The results of this process, notes H. S. Becker in his paper Arts and Crafts, emerged in two ways: the first as a change in aesthetic conventions in judging the crafted (or process of recording) as expressive rather than utilitarian and the second as a change in the status of the crafted from the technical to the artistic. An ECM recording exemplifies both these elements – when you buy an ECM recording, you are immediately aware you are buying into the notion of recorded music as artistic expression, from the packaging and art work through to the way the music reveals itself upon playback, emerging from total silence.
Each year, every year, the label releases some twenty to thirty albums and many of them are bought by fans of the label simply because they are ECM recordings. In 1979 the label earned the first of many Grammy Awards with In Concert – Zurich, October 28, 1979 by Chick Corea and Gary Burton for “Best Jazz Instrumental Performance,” and in 1978 Eicher recorded Steve Reich’s groundbreaking Music for 18 Musicians, a direction that culminated in the launch of the ECM New Series in 1984 with Arvo Pärt’s Tabla Rasa that immediately turned heads in the classical world.

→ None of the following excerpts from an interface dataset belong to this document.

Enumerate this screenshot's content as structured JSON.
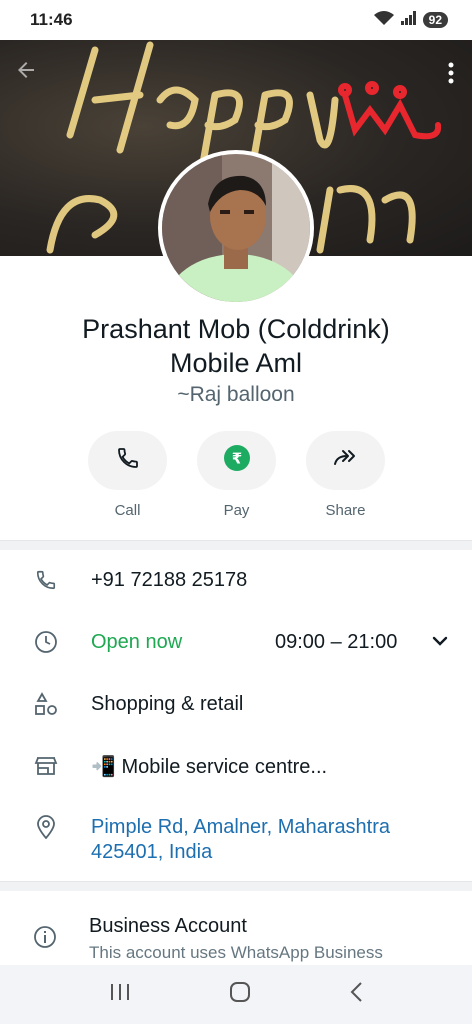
{
  "status_bar": {
    "time": "11:46",
    "battery": "92"
  },
  "cover": {
    "back_icon": "arrow-back-icon",
    "menu_icon": "more-vert-icon"
  },
  "profile": {
    "name_line1": "Prashant Mob (Colddrink)",
    "name_line2": "Mobile Aml",
    "subname": "~Raj balloon"
  },
  "actions": [
    {
      "label": "Call",
      "icon": "phone-icon"
    },
    {
      "label": "Pay",
      "icon": "rupee-icon"
    },
    {
      "label": "Share",
      "icon": "forward-icon"
    }
  ],
  "info": {
    "phone": "+91 72188 25178",
    "open_status": "Open now",
    "hours": "09:00 – 21:00",
    "category": "Shopping & retail",
    "description": "📲 Mobile service centre...",
    "address_line1": "Pimple Rd, Amalner, Maharashtra",
    "address_line2": "425401, India"
  },
  "business": {
    "title": "Business Account",
    "subtitle": "This account uses WhatsApp Business"
  },
  "colors": {
    "accent_green": "#1da851",
    "link_blue": "#1d6fb0",
    "pay_green": "#1daa61"
  }
}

A forum for fresh approaches to both new music and the standard classical repertoire, the New Series has enabled Eicher to produce works from the likes of Heinz Holliger, Gavin Bryars, Steve Reich, John Adams and Giya Kancheli. In January 2007, ECM was voted Label of the Year by European classical magazines and broadcasters at the MIDEM Classical Awards.
On November 17, 2017, the entire catalogue of about 1600 albums arrived on Amazon, Spotify, iTunes, Tidal, Deezer and Quobuz and other streaming platforms. The label had been one of the last holdouts of the digital age, Eicher, rightly in the view of many, insisting in the integrity of the album, fearing that his carefully produced albums as-things-in-themselves would be reduced to selected highlights. In the end pragmatism won out, the label finally acknowledging that for younger people, Digital Natives, music did not exist at all unless it existed on a streaming platform. In a statement announcing the move, ECM said that “although ECM’s preferred mediums remain the CD and LP, the first priority is that the music should be heard. The physical catalogue and the original authorship are the crucial references for us: the complete ECM album with its artistic signature, best-possible sound quality, sequence and dramaturgy intact, telling its story from beginning to end”. The exponential rise in vinyl album sales in recent years suggest many music lovers shared these sentiments.

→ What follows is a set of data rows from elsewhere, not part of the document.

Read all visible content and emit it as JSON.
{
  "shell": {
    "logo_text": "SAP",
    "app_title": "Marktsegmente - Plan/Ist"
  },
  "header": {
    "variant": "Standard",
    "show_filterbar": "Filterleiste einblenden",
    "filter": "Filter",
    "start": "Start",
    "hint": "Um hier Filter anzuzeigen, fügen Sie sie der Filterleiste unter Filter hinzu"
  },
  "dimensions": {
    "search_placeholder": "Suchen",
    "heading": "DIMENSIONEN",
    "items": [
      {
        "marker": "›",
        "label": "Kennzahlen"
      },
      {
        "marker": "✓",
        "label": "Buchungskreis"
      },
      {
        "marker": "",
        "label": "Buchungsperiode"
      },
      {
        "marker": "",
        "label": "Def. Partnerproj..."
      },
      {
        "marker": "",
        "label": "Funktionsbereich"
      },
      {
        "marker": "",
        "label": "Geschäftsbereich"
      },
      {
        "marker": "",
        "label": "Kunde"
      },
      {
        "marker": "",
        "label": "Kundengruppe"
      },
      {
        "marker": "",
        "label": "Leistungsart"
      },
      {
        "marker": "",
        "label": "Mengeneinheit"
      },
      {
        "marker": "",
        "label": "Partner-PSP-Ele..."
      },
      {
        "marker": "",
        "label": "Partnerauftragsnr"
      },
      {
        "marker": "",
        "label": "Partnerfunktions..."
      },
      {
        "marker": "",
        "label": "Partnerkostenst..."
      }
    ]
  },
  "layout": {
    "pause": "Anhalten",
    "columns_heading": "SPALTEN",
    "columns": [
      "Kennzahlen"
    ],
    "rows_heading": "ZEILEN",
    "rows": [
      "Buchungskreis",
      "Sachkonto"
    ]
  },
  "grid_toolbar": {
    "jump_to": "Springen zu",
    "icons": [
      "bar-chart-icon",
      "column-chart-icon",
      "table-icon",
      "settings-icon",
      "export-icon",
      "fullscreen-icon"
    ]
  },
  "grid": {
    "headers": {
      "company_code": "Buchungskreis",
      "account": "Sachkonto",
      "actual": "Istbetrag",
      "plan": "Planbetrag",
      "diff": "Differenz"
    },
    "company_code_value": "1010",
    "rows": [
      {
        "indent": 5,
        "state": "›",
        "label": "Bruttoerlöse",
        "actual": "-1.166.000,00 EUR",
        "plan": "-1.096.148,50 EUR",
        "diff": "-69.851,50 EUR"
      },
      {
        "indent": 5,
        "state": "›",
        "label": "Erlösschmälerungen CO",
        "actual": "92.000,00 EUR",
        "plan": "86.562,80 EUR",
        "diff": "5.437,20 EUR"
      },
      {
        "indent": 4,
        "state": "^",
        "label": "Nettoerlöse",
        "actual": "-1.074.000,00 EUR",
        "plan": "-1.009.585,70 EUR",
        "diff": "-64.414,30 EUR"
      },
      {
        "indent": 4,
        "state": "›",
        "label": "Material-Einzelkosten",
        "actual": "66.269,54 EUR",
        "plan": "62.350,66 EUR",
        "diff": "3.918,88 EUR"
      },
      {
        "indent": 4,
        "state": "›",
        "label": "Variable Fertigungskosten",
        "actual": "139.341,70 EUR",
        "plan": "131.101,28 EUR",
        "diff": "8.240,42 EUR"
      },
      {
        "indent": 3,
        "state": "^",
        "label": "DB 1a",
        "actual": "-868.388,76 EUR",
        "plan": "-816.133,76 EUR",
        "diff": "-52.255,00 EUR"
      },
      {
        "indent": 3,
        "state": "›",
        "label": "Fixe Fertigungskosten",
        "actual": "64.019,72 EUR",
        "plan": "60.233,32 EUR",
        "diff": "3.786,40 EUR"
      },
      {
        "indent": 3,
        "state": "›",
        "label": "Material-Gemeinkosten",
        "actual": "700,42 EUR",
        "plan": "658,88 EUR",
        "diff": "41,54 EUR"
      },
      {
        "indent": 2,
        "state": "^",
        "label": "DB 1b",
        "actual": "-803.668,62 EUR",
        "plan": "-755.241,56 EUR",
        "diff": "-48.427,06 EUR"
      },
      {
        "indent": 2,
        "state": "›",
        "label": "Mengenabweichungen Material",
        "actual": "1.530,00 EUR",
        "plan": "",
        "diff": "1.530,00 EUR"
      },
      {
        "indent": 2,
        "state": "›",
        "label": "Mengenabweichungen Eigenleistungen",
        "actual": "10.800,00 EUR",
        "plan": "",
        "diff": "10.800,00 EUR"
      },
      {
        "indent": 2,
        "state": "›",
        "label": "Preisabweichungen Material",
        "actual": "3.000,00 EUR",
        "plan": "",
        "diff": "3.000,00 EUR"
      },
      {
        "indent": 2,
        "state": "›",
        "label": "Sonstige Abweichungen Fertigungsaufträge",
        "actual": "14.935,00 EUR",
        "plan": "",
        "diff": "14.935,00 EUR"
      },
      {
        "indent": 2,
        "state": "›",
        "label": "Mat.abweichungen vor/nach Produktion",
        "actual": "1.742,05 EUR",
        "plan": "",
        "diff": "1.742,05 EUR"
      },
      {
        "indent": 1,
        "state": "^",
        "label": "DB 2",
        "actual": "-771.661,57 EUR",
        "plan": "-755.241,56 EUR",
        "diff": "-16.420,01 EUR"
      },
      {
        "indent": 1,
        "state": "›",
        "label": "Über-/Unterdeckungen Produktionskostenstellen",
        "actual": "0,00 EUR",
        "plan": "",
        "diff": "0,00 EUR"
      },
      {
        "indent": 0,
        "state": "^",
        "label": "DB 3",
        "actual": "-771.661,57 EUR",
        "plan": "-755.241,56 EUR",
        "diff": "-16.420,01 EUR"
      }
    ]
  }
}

In 2019, ECM celebrated the fiftieth anniversary of the release of Mal Waldron’s Free At Last, the first album in the ECM catalogue, numbered ECM 1001. To mark the occasion, the label re-released the album as an “Extended Edition”, with an additional album’s worth of material plus a luxury brochure. Sadly, concerts planned to celebrate ECM’s 50th year during 2020 were hit by Covid — but the releases kept coming, as ever opening doors to new musical experiences. “It is clear ECM is a European company,” says Eicher. “My cultural experience is where I’m coming from, it’s my approach to music. Saint Bernard of Clairvaux once said, ‘You wish to see, listen; hearing is a step towards vision.’ That dialectic is something we have used as a leitmotiv in our catalogue. For me it says everything.”